In 2017, Michel Roccati was in a motorbike accident that left his lower body completely paralyzed. In 2020, he walked again due to a new spinal cord implant.
The implant sends electrical pulses to his muscles, emulating the action of the brain.
“It was a very emotional experience,” Roccati told journalists of the first time the electrical pulses were activated, and he took a step.
He was one of three patients involved in the study, published in the journal Nature Medicine, all of them unable to move their lower bodies after accidents.
Once the six-centimeter implant was inserted and its pulses were fine-tuned, they were all able to move.
“These electrodes were longer and larger than the ones we had previously implanted, and we could access more muscles thanks to this new technology,” said Jocelyne Bloch, a neurosurgeon at the Lausanne University Hospital who helped lead the trial.
It was definitely a difficult start that required massive upper body strength but the rehabilitation process began right away and within four months Roccati could walk with only a frame for balance.
“It’s not that it’s a miracle right away, not by far,” cautioned Gregoire Courtine, a neuroscientist at the Swiss Federal Institute of Technology who led the research with Bloch.
Roccati is now “able to stand for two hours – he walks almost one kilometer without stopping”.
The three people could climb stairs, swim, and canoe.
The improvements depend on the electrical stimulation, which is triggered via a computer carried by the patient that activates a pattern of pulses.
“What we all think is that if you try earlier, it will have more effect,” she said.
However, there ate some issues like in early recovery, a patient’s capacity is still in flux. This makes it hard for a baseline from which to measure progress, and ongoing medical treatment and pain could hamper rehabilitation.
At this point in time, the implants are only practical for those with an injury above the lower thoracic spinal cord, the section running from the base of the neck to the abdomen, because six centimeters of the healthy spinal cord is needed.
Further applications of the study can also help regulate low blood pressure in spinal cord injury patients and even bring some relief to Parkinson’s patients.
They next plan to miniaturize the computer that activates the pulses so it too can be implanted in patients and controlled with a smartphone.

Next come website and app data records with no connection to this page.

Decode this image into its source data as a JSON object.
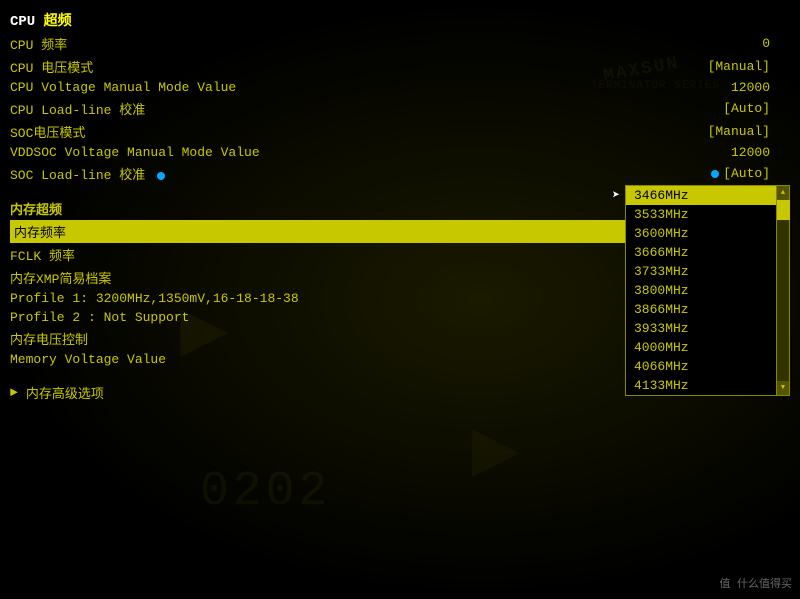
{
  "bios": {
    "cpu_section": {
      "title_static": "CPU ",
      "title_highlight": "超频",
      "rows": [
        {
          "label": "CPU 频率",
          "value": "0"
        },
        {
          "label": "CPU 电压模式",
          "value": "[Manual]"
        },
        {
          "label": "CPU Voltage Manual Mode Value",
          "value": "12000"
        },
        {
          "label": "CPU Load-line 校准",
          "value": "[Auto]"
        },
        {
          "label": "SOC电压模式",
          "value": "[Manual]"
        },
        {
          "label": "VDDSOC Voltage Manual Mode Value",
          "value": "12000"
        },
        {
          "label": "SOC Load-line 校准",
          "value": "[Auto]",
          "has_dots": true
        }
      ]
    },
    "mem_section": {
      "title": "内存超频",
      "rows": [
        {
          "label": "内存频率",
          "value": "[3466MHz]",
          "selected": true
        },
        {
          "label": "FCLK 频率",
          "value": ""
        },
        {
          "label": "内存XMP简易档案",
          "value": ""
        }
      ],
      "profiles": [
        {
          "text": "Profile 1: 3200MHz,1350mV,16-18-18-38"
        },
        {
          "text": "Profile 2 : Not Support"
        }
      ],
      "extra_rows": [
        {
          "label": "内存电压控制",
          "value": ""
        },
        {
          "label": "Memory Voltage Value",
          "value": ""
        }
      ]
    },
    "advanced_section": {
      "label": "内存高级选项"
    },
    "dropdown": {
      "items": [
        {
          "label": "3466MHz",
          "active": true
        },
        {
          "label": "3533MHz",
          "active": false
        },
        {
          "label": "3600MHz",
          "active": false
        },
        {
          "label": "3666MHz",
          "active": false
        },
        {
          "label": "3733MHz",
          "active": false
        },
        {
          "label": "3800MHz",
          "active": false
        },
        {
          "label": "3866MHz",
          "active": false
        },
        {
          "label": "3933MHz",
          "active": false
        },
        {
          "label": "4000MHz",
          "active": false
        },
        {
          "label": "4066MHz",
          "active": false
        },
        {
          "label": "4133MHz",
          "active": false
        }
      ]
    },
    "watermark": {
      "brand": "MAXSUN",
      "sub": "TERMINATOR SERIES",
      "number": "0202",
      "bottom_right": "值 什么值得买"
    }
  }
}
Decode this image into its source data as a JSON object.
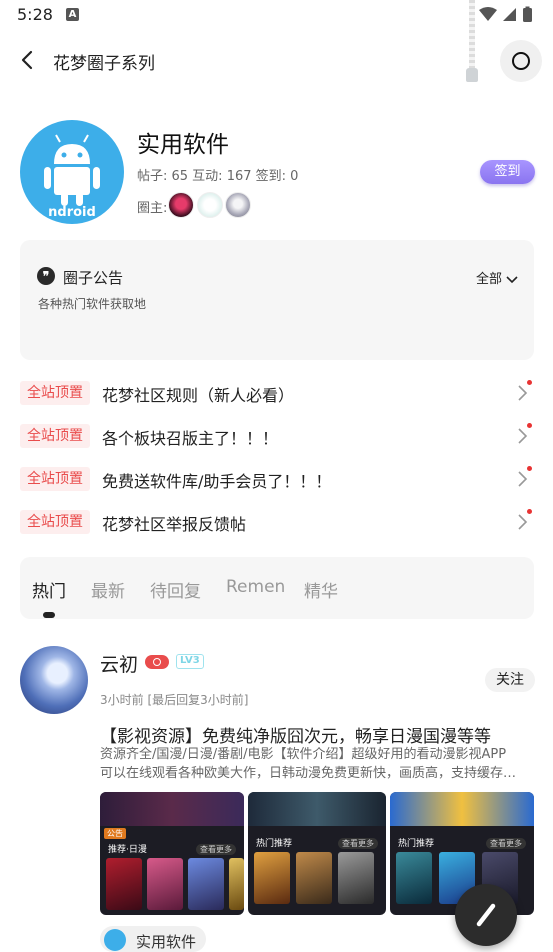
{
  "status_bar": {
    "time": "5:28",
    "notification_letter": "A"
  },
  "header": {
    "title": "花梦圈子系列"
  },
  "circle": {
    "name": "实用软件",
    "stats": "帖子: 65 互动: 167 签到: 0",
    "owner_label": "圈主:",
    "avatar_text": "ndroid",
    "signin_label": "签到"
  },
  "notice": {
    "title": "圈子公告",
    "filter": "全部",
    "text": "各种热门软件获取地"
  },
  "pinned": [
    {
      "tag": "全站顶置",
      "text": "花梦社区规则（新人必看）"
    },
    {
      "tag": "全站顶置",
      "text": "各个板块召版主了！！！"
    },
    {
      "tag": "全站顶置",
      "text": "免费送软件库/助手会员了！！！"
    },
    {
      "tag": "全站顶置",
      "text": "花梦社区举报反馈帖"
    }
  ],
  "tabs": [
    {
      "label": "热门",
      "active": true
    },
    {
      "label": "最新",
      "active": false
    },
    {
      "label": "待回复",
      "active": false
    },
    {
      "label": "Remen",
      "active": false
    },
    {
      "label": "精华",
      "active": false
    }
  ],
  "post": {
    "author": "云初",
    "level": "LV3",
    "time": "3小时前 [最后回复3小时前]",
    "follow_label": "关注",
    "title": "【影视资源】免费纯净版囧次元，畅享日漫国漫等等",
    "body_line1": "资源齐全/国漫/日漫/番剧/电影【软件介绍】超级好用的看动漫影视APP",
    "body_line2": "可以在线观看各种欧美大作，日韩动漫免费更新快，画质高，支持缓存…",
    "screenshots": [
      {
        "category": "推荐·日漫",
        "more": "查看更多",
        "notice_tag": "公告"
      },
      {
        "category": "热门推荐",
        "more": "查看更多"
      },
      {
        "category": "热门推荐",
        "more": "查看更多"
      }
    ],
    "circle_chip": "实用软件"
  },
  "colors": {
    "accent": "#8a74f0",
    "pin_red": "#e94c4c",
    "android_blue": "#3daee9"
  }
}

They expect this to be possible this year, and have plans for large-scale trials involving 50-100 patients in the United States and then Europe.
“We believe there is a bright future for neurological stimulation technology,” said Courtine.
“We’ll do (it) as fast as we can.”